• Problem to work on
Within the material below, how many lines carry the word "elke"? State only the number.

• Dataset entries
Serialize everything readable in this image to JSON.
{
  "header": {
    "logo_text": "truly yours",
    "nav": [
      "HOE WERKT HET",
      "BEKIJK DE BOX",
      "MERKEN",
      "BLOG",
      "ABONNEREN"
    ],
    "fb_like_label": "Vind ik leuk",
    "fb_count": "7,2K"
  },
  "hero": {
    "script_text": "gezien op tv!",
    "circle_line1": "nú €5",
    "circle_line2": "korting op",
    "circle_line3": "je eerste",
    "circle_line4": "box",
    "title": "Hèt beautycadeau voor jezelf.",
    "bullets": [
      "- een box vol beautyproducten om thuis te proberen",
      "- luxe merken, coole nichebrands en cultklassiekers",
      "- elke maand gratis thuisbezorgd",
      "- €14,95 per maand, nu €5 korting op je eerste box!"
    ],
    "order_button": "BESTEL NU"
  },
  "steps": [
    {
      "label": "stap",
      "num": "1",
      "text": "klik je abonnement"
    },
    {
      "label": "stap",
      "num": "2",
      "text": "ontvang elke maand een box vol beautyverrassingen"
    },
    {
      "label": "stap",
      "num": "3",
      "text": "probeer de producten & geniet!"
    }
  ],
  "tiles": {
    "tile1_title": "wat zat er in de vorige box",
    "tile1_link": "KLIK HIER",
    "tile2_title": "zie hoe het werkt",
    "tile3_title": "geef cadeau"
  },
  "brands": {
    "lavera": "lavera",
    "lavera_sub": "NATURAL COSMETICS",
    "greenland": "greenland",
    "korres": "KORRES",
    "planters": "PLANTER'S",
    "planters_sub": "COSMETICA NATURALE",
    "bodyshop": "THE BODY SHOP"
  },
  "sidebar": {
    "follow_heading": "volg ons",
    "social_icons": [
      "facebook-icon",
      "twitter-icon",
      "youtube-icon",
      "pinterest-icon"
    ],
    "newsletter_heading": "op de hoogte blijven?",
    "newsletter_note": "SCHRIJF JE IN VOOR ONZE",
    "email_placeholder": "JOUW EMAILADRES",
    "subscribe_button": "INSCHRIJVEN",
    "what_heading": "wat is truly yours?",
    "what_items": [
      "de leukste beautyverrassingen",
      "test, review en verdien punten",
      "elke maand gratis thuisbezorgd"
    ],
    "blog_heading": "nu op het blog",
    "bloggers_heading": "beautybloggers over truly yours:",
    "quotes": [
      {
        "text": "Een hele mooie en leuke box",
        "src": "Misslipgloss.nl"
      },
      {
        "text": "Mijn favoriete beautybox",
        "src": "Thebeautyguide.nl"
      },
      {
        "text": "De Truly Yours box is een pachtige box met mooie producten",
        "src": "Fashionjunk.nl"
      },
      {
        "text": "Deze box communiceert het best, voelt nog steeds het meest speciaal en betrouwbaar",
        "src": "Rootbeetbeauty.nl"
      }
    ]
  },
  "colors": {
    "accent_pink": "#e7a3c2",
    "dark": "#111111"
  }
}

• Problem solution
3